Either as the result of a car or trucking accident, medical negligence, work-related incident, or some other tragic accident or occurrence, there can be lethal consequences. When tragedy happens, Wheale Law Firm is there to restore your piece of mind. As an experienced wrongful death lawyer, Patrick Wheale will take the burden so you can begin your emotional recovery.

How does Georgia define "Wrongful Death" and who can pursue a claim?

A wrongful death can be established when a person loses their life due to the negligence, or preventable negligence of another person or entity. Georgia statutes allows for the surviving spouse, children, parent, or personal representative to be eligible to file a wrongful death suit. Depending on whether the decedent had a will, as well as qualified surviving family, it can be difficult to know who can pursue a wrongful death claim on behalf of a loved one. 

 

Wheale Law Firm is experienced in the probate process and the ensuing investigation. Contact our firm for a free consultation and to begin your next steps towards recovery.

How soon should I file my claim?

Wheale Law Firm understands there is no time limit on how long your recovery process can last.  The grieving process is immeasurable.  However, Georgia code has established a statute of limitations – or time period – to file a wrongful death claim.  That period is two years from the date of death.  

 

Though there are legal nuances that may extend this period of time, these nuances are the exception and not the rule.  It’s important not to wait too long to consult with an attorney, because an attorney will need time to conduct a proper investigation so that appropriate legal theories can be developed and legal documents be drafted to fit your case. 
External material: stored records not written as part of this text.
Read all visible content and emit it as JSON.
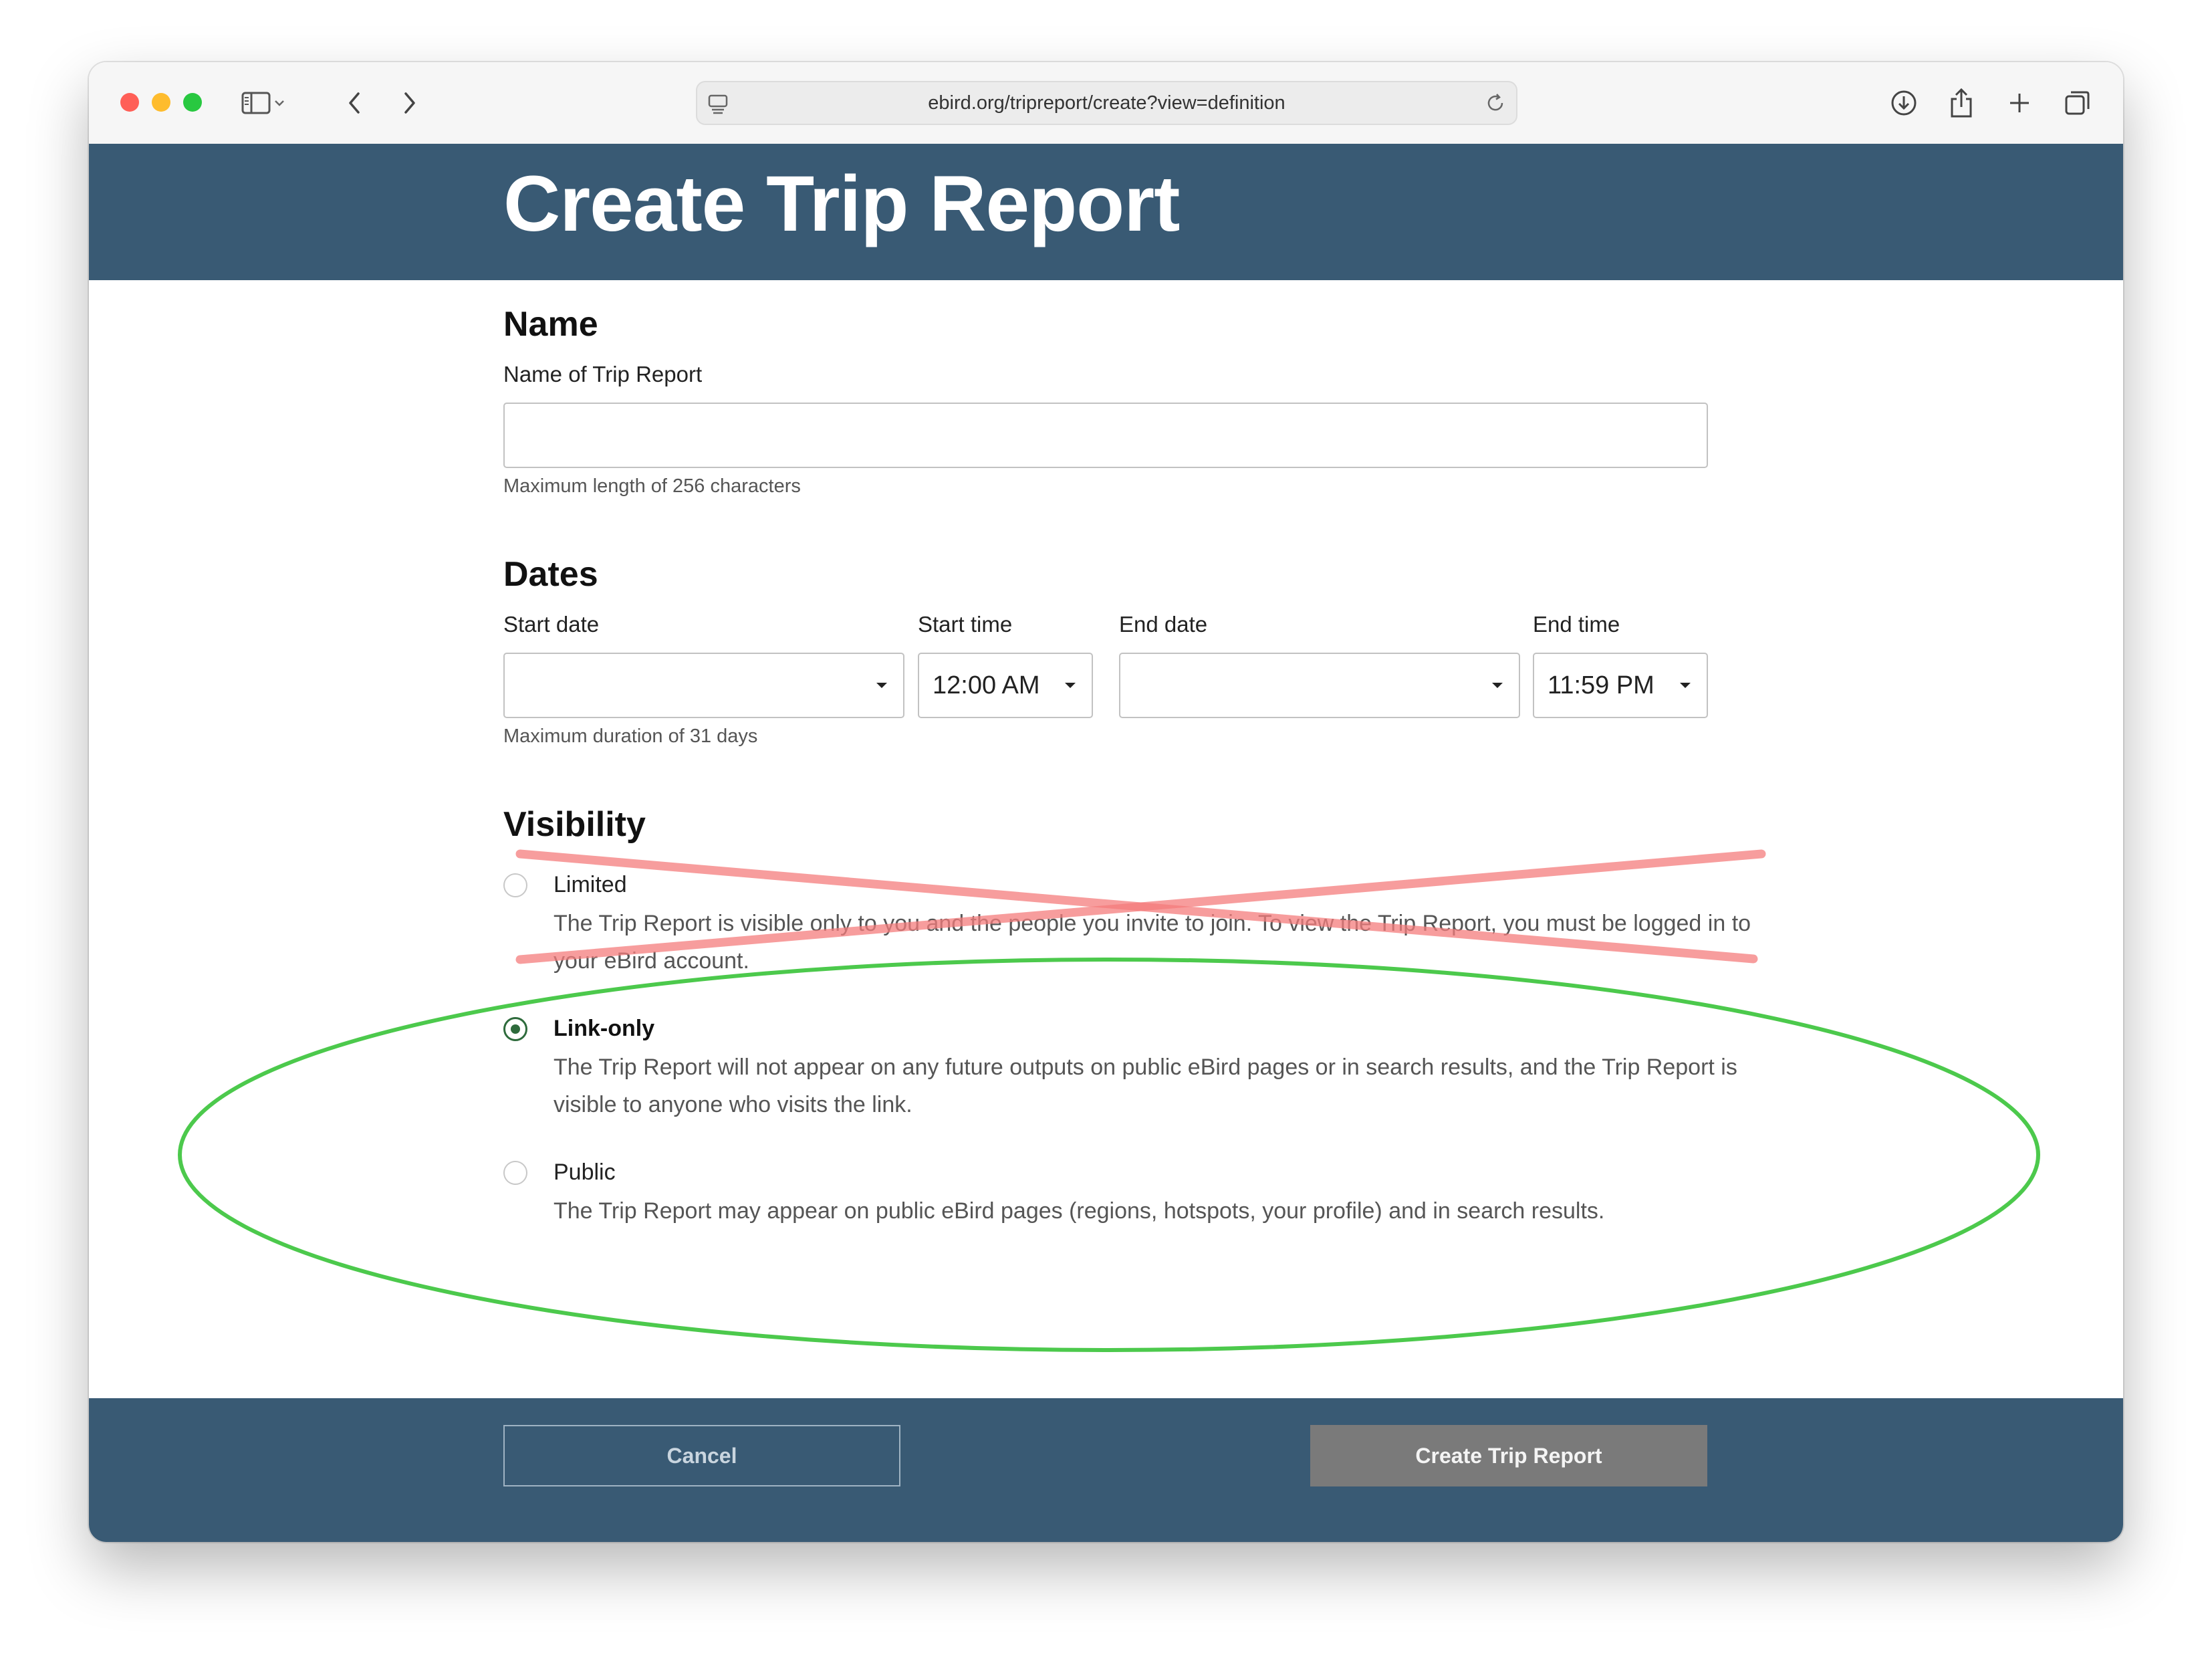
{
  "browser": {
    "url": "ebird.org/tripreport/create?view=definition"
  },
  "page": {
    "title": "Create Trip Report"
  },
  "name_section": {
    "heading": "Name",
    "field_label": "Name of Trip Report",
    "field_value": "",
    "hint": "Maximum length of 256 characters"
  },
  "dates_section": {
    "heading": "Dates",
    "start_date_label": "Start date",
    "start_date_value": "",
    "start_time_label": "Start time",
    "start_time_value": "12:00 AM",
    "end_date_label": "End date",
    "end_date_value": "",
    "end_time_label": "End time",
    "end_time_value": "11:59 PM",
    "hint": "Maximum duration of 31 days"
  },
  "visibility_section": {
    "heading": "Visibility",
    "selected": "Link-only",
    "options": [
      {
        "label": "Limited",
        "checked": false,
        "description": "The Trip Report is visible only to you and the people you invite to join. To view the Trip Report, you must be logged in to your eBird account."
      },
      {
        "label": "Link-only",
        "checked": true,
        "description": "The Trip Report will not appear on any future outputs on public eBird pages or in search results, and the Trip Report is visible to anyone who visits the link."
      },
      {
        "label": "Public",
        "checked": false,
        "description": "The Trip Report may appear on public eBird pages (regions, hotspots, your profile) and in search results."
      }
    ]
  },
  "footer": {
    "cancel_label": "Cancel",
    "create_label": "Create Trip Report"
  },
  "annotations": {
    "cross_out_color": "#f47c7c",
    "highlight_ellipse_color": "#4cc94c"
  },
  "colors": {
    "header_bg": "#395a74",
    "radio_accent": "#2e6b3c",
    "create_button_bg": "#7a7a7a"
  }
}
We understand this can be an emotional time, however, we urge you to not put this matter off. You deserve closure, and that can be achieved by holding the at-fault party accountable. Wheale Law Firm has the knowledge and experience to investigate and pursue your case and can help take a measure of these decisions off of your plate.

What damages can I seek to recover?

For a wrongful death claim, you can expect to recover the “full value of the life of the decedent without deducting for any of the necessary or personal expenses of the decedent had he lived.” In general, this means that you can obtain compensation for both tangible expenses, like medical expenses, and intangibles, such as the pain and emotional suffering the decedent was forced to battle. 

 

Surviving family may also be entitled to similar compensation.  There are complex nuances that may have collateral implications, such as on estate taxes.  It’s important to know which claims to pursue and how.  Contact Wheale Law Firm to identify any damages you may be eligible to obtain.

Contact Wheale Law Firm for a Free Case Consultation

For a free case consultation, give Wheale Law a call at

678-580-8936 or send an email.  No Commitments.

Unlike most attorneys, Patrick J. Wheale handles personal injury cases exclusively, specializing in helping injured victims.

Wheale Law provides legal services exclusively on a contingent fee basis.  In other words, you pay no upfront costs.  Wheale Law only collects attorney's fees if your case successfully resolves. 

Free Case Evaluation.

1.  EXCLUSIVELY PERSONAL INJURY.

2.  DEDICATION TO DETAILS.

3.  NO FEES UNLESS YOU WIN.

WHEALE LAW 

Personal Injury Attorney

The information on this website is for general information purposes only. Nothing on this site should be taken as legal advice for any individual case or situation. This information is not intended to create, and receipt or viewing does not constitute, an attorney-client relationship. Legal work will be performed and files will be kept at the firm's office.